## Aim of the exercise
Each record below must be retyped exactly, with nothing left out.

## Task material
★ ★ ★ ★

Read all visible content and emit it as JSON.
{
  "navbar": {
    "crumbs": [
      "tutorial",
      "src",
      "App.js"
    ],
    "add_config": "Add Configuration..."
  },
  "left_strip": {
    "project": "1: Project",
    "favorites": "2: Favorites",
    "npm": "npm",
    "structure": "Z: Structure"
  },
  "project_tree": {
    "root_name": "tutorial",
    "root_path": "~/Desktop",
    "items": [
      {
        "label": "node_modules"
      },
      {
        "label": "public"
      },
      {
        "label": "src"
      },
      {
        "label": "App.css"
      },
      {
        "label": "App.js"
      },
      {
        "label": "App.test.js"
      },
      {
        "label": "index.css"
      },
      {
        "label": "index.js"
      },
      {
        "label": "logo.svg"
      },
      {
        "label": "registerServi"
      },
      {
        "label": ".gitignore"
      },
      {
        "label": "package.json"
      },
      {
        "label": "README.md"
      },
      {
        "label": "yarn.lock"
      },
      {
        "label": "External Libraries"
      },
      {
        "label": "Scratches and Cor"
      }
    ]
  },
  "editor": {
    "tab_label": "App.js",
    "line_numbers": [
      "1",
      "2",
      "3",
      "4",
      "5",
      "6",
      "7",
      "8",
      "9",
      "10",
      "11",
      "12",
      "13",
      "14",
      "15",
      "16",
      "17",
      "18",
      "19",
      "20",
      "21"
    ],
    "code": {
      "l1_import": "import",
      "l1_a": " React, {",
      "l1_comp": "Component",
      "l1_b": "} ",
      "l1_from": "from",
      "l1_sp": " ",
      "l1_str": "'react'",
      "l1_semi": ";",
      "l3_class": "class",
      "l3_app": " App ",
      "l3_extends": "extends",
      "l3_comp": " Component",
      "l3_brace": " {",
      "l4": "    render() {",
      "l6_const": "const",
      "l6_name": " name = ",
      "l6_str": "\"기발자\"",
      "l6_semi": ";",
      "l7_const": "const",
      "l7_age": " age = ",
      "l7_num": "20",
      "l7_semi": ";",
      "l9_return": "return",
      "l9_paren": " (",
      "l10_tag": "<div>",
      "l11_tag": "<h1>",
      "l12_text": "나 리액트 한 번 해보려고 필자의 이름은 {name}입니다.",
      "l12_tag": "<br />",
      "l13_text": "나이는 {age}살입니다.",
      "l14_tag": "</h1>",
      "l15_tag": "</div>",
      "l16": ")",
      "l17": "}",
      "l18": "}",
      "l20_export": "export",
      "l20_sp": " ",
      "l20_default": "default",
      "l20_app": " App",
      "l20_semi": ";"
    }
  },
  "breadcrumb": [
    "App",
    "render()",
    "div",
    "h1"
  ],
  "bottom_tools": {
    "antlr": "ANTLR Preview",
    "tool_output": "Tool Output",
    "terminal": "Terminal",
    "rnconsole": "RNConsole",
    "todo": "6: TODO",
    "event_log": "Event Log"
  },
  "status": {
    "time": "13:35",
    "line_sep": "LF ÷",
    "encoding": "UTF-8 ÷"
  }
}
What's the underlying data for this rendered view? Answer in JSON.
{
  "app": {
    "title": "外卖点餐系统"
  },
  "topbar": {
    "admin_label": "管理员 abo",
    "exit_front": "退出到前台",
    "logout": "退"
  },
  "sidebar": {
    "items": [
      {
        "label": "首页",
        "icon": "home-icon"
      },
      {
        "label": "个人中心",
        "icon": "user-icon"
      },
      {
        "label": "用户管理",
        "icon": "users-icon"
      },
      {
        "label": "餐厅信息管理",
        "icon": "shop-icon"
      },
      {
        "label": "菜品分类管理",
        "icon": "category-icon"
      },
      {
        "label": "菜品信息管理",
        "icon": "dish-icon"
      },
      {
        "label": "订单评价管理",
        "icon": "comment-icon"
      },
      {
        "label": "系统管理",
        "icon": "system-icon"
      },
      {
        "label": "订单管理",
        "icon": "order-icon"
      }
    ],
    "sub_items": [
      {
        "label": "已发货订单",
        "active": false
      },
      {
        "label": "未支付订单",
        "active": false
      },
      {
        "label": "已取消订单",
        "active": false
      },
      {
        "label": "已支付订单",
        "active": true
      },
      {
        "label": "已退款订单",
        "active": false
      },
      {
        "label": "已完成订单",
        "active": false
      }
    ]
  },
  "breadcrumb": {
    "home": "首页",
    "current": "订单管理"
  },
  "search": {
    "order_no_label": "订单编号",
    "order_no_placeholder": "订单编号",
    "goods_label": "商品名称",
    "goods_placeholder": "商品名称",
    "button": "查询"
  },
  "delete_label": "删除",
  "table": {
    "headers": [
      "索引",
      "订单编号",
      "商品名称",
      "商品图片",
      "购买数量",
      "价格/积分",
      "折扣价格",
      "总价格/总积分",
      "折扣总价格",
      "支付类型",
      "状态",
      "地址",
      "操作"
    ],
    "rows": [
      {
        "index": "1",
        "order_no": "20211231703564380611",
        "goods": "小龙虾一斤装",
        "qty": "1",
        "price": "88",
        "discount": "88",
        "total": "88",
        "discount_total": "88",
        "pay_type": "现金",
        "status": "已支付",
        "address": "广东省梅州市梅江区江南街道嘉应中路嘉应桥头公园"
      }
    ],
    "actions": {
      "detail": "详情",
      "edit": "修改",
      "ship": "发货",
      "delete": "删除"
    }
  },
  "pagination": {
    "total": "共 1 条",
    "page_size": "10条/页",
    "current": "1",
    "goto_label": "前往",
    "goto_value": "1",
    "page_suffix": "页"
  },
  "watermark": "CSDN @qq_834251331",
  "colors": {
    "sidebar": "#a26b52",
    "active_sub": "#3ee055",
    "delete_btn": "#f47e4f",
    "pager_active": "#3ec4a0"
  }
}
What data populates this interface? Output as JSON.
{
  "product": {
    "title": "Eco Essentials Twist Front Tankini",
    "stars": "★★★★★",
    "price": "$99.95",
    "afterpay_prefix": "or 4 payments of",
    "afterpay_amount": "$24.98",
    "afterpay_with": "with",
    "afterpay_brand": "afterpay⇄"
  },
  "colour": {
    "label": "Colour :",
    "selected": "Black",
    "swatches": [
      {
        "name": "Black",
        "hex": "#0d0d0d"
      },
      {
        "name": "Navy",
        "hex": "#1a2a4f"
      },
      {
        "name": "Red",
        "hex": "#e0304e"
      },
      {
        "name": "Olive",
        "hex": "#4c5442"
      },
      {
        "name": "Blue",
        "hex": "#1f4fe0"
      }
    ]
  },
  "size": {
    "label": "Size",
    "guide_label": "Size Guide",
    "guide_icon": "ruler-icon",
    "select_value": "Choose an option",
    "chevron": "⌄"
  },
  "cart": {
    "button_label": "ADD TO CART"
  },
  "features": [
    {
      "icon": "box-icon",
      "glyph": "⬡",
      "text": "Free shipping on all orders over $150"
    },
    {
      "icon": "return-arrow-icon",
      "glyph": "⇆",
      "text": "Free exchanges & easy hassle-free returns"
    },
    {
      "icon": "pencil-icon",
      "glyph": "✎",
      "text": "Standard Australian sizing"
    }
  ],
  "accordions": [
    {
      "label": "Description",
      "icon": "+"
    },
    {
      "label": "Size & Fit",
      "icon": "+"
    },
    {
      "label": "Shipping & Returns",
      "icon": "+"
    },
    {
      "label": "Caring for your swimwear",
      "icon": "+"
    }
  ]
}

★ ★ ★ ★

## Exercise solution
Read all visible content and emit it as JSON.
{
  "navbar": {
    "crumbs": [
      "tutorial",
      "src",
      "App.js"
    ],
    "add_config": "Add Configuration..."
  },
  "left_strip": {
    "project": "1: Project",
    "favorites": "2: Favorites",
    "npm": "npm",
    "structure": "Z: Structure"
  },
  "project_tree": {
    "root_name": "tutorial",
    "root_path": "~/Desktop",
    "items": [
      {
        "label": "node_modules"
      },
      {
        "label": "public"
      },
      {
        "label": "src"
      },
      {
        "label": "App.css"
      },
      {
        "label": "App.js"
      },
      {
        "label": "App.test.js"
      },
      {
        "label": "index.css"
      },
      {
        "label": "index.js"
      },
      {
        "label": "logo.svg"
      },
      {
        "label": "registerServi"
      },
      {
        "label": ".gitignore"
      },
      {
        "label": "package.json"
      },
      {
        "label": "README.md"
      },
      {
        "label": "yarn.lock"
      },
      {
        "label": "External Libraries"
      },
      {
        "label": "Scratches and Cor"
      }
    ]
  },
  "editor": {
    "tab_label": "App.js",
    "line_numbers": [
      "1",
      "2",
      "3",
      "4",
      "5",
      "6",
      "7",
      "8",
      "9",
      "10",
      "11",
      "12",
      "13",
      "14",
      "15",
      "16",
      "17",
      "18",
      "19",
      "20",
      "21"
    ],
    "code": {
      "l1_import": "import",
      "l1_a": " React, {",
      "l1_comp": "Component",
      "l1_b": "} ",
      "l1_from": "from",
      "l1_sp": " ",
      "l1_str": "'react'",
      "l1_semi": ";",
      "l3_class": "class",
      "l3_app": " App ",
      "l3_extends": "extends",
      "l3_comp": " Component",
      "l3_brace": " {",
      "l4": "    render() {",
      "l6_const": "const",
      "l6_name": " name = ",
      "l6_str": "\"기발자\"",
      "l6_semi": ";",
      "l7_const": "const",
      "l7_age": " age = ",
      "l7_num": "20",
      "l7_semi": ";",
      "l9_return": "return",
      "l9_paren": " (",
      "l10_tag": "<div>",
      "l11_tag": "<h1>",
      "l12_text": "나 리액트 한 번 해보려고 필자의 이름은 {name}입니다.",
      "l12_tag": "<br />",
      "l13_text": "나이는 {age}살입니다.",
      "l14_tag": "</h1>",
      "l15_tag": "</div>",
      "l16": ")",
      "l17": "}",
      "l18": "}",
      "l20_export": "export",
      "l20_sp": " ",
      "l20_default": "default",
      "l20_app": " App",
      "l20_semi": ";"
    }
  },
  "breadcrumb": [
    "App",
    "render()",
    "div",
    "h1"
  ],
  "bottom_tools": {
    "antlr": "ANTLR Preview",
    "tool_output": "Tool Output",
    "terminal": "Terminal",
    "rnconsole": "RNConsole",
    "todo": "6: TODO",
    "event_log": "Event Log"
  },
  "status": {
    "time": "13:35",
    "line_sep": "LF ÷",
    "encoding": "UTF-8 ÷"
  }
}
What's the underlying data for this rendered view? Answer in JSON.
{
  "app": {
    "title": "外卖点餐系统"
  },
  "topbar": {
    "admin_label": "管理员 abo",
    "exit_front": "退出到前台",
    "logout": "退"
  },
  "sidebar": {
    "items": [
      {
        "label": "首页",
        "icon": "home-icon"
      },
      {
        "label": "个人中心",
        "icon": "user-icon"
      },
      {
        "label": "用户管理",
        "icon": "users-icon"
      },
      {
        "label": "餐厅信息管理",
        "icon": "shop-icon"
      },
      {
        "label": "菜品分类管理",
        "icon": "category-icon"
      },
      {
        "label": "菜品信息管理",
        "icon": "dish-icon"
      },
      {
        "label": "订单评价管理",
        "icon": "comment-icon"
      },
      {
        "label": "系统管理",
        "icon": "system-icon"
      },
      {
        "label": "订单管理",
        "icon": "order-icon"
      }
    ],
    "sub_items": [
      {
        "label": "已发货订单",
        "active": false
      },
      {
        "label": "未支付订单",
        "active": false
      },
      {
        "label": "已取消订单",
        "active": false
      },
      {
        "label": "已支付订单",
        "active": true
      },
      {
        "label": "已退款订单",
        "active": false
      },
      {
        "label": "已完成订单",
        "active": false
      }
    ]
  },
  "breadcrumb": {
    "home": "首页",
    "current": "订单管理"
  },
  "search": {
    "order_no_label": "订单编号",
    "order_no_placeholder": "订单编号",
    "goods_label": "商品名称",
    "goods_placeholder": "商品名称",
    "button": "查询"
  },
  "delete_label": "删除",
  "table": {
    "headers": [
      "索引",
      "订单编号",
      "商品名称",
      "商品图片",
      "购买数量",
      "价格/积分",
      "折扣价格",
      "总价格/总积分",
      "折扣总价格",
      "支付类型",
      "状态",
      "地址",
      "操作"
    ],
    "rows": [
      {
        "index": "1",
        "order_no": "20211231703564380611",
        "goods": "小龙虾一斤装",
        "qty": "1",
        "price": "88",
        "discount": "88",
        "total": "88",
        "discount_total": "88",
        "pay_type": "现金",
        "status": "已支付",
        "address": "广东省梅州市梅江区江南街道嘉应中路嘉应桥头公园"
      }
    ],
    "actions": {
      "detail": "详情",
      "edit": "修改",
      "ship": "发货",
      "delete": "删除"
    }
  },
  "pagination": {
    "total": "共 1 条",
    "page_size": "10条/页",
    "current": "1",
    "goto_label": "前往",
    "goto_value": "1",
    "page_suffix": "页"
  },
  "watermark": "CSDN @qq_834251331",
  "colors": {
    "sidebar": "#a26b52",
    "active_sub": "#3ee055",
    "delete_btn": "#f47e4f",
    "pager_active": "#3ec4a0"
  }
}
What data populates this interface? Output as JSON.
{
  "product": {
    "title": "Eco Essentials Twist Front Tankini",
    "stars": "★★★★★",
    "price": "$99.95",
    "afterpay_prefix": "or 4 payments of",
    "afterpay_amount": "$24.98",
    "afterpay_with": "with",
    "afterpay_brand": "afterpay⇄"
  },
  "colour": {
    "label": "Colour :",
    "selected": "Black",
    "swatches": [
      {
        "name": "Black",
        "hex": "#0d0d0d"
      },
      {
        "name": "Navy",
        "hex": "#1a2a4f"
      },
      {
        "name": "Red",
        "hex": "#e0304e"
      },
      {
        "name": "Olive",
        "hex": "#4c5442"
      },
      {
        "name": "Blue",
        "hex": "#1f4fe0"
      }
    ]
  },
  "size": {
    "label": "Size",
    "guide_label": "Size Guide",
    "guide_icon": "ruler-icon",
    "select_value": "Choose an option",
    "chevron": "⌄"
  },
  "cart": {
    "button_label": "ADD TO CART"
  },
  "features": [
    {
      "icon": "box-icon",
      "glyph": "⬡",
      "text": "Free shipping on all orders over $150"
    },
    {
      "icon": "return-arrow-icon",
      "glyph": "⇆",
      "text": "Free exchanges & easy hassle-free returns"
    },
    {
      "icon": "pencil-icon",
      "glyph": "✎",
      "text": "Standard Australian sizing"
    }
  ],
  "accordions": [
    {
      "label": "Description",
      "icon": "+"
    },
    {
      "label": "Size & Fit",
      "icon": "+"
    },
    {
      "label": "Shipping & Returns",
      "icon": "+"
    },
    {
      "label": "Caring for your swimwear",
      "icon": "+"
    }
  ]
}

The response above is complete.